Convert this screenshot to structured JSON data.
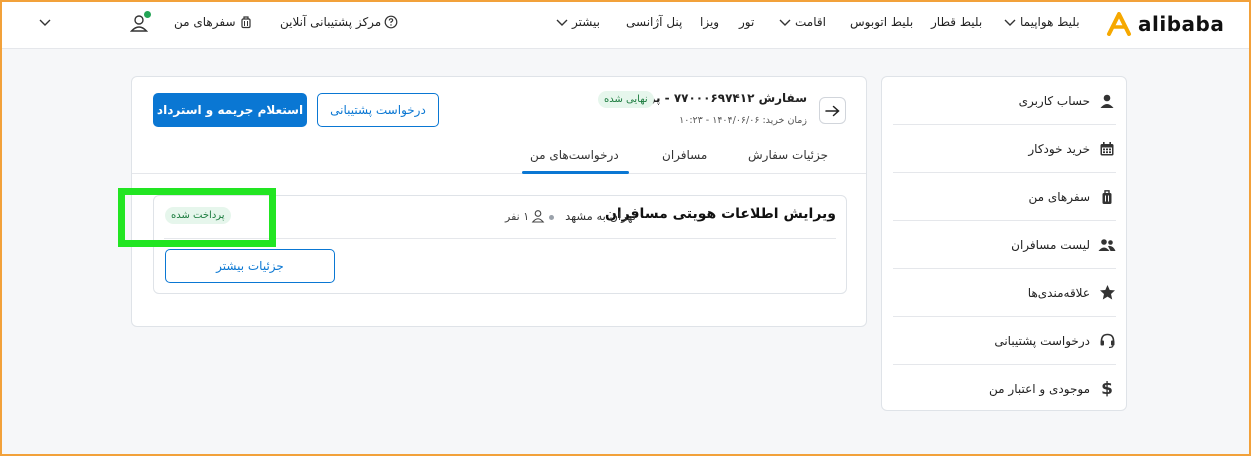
{
  "header": {
    "logo_text": "alibaba",
    "nav": {
      "flight": "بلیط هواپیما",
      "train": "بلیط قطار",
      "bus": "بلیط اتوبوس",
      "stay": "اقامت",
      "tour": "تور",
      "visa": "ویزا",
      "agency": "پنل آژانسی",
      "more": "بیشتر",
      "support": "مرکز پشتیبانی آنلاین",
      "my_trips": "سفرهای من"
    }
  },
  "sidebar": {
    "items": [
      {
        "label": "حساب کاربری",
        "icon": "user-icon"
      },
      {
        "label": "خرید خودکار",
        "icon": "calendar-icon"
      },
      {
        "label": "سفرهای من",
        "icon": "suitcase-icon"
      },
      {
        "label": "لیست مسافران",
        "icon": "users-icon"
      },
      {
        "label": "علاقه‌مندی‌ها",
        "icon": "star-icon"
      },
      {
        "label": "درخواست پشتیبانی",
        "icon": "headset-icon"
      },
      {
        "label": "موجودی و اعتبار من",
        "icon": "dollar-icon"
      }
    ]
  },
  "order": {
    "title": "سفارش ۷۷۰۰۰۶۹۷۴۱۲ - پرواز",
    "status": "نهایی شده",
    "date": "زمان خرید: ۱۴۰۴/۰۶/۰۶ - ۱۰:۲۳",
    "btn_refund": "استعلام جریمه و استرداد",
    "btn_support": "درخواست پشتیبانی"
  },
  "tabs": {
    "details": "جزئیات سفارش",
    "passengers": "مسافران",
    "requests": "درخواست‌های من",
    "active": "requests"
  },
  "request": {
    "title": "ویرایش اطلاعات هویتی مسافران",
    "route": "تهران به مشهد",
    "pax": "۱ نفر",
    "status": "پرداخت شده",
    "btn_more": "جزئیات بیشتر"
  },
  "colors": {
    "primary": "#0a77d3",
    "success_bg": "#e6f6ec",
    "success_text": "#1c7c3f",
    "highlight": "#22e522",
    "brand_orange": "#f2a13a"
  }
}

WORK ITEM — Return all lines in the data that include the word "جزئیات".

WRITTEN ANSWER —
    "details": "جزئیات سفارش",
    "btn_more": "جزئیات بیشتر"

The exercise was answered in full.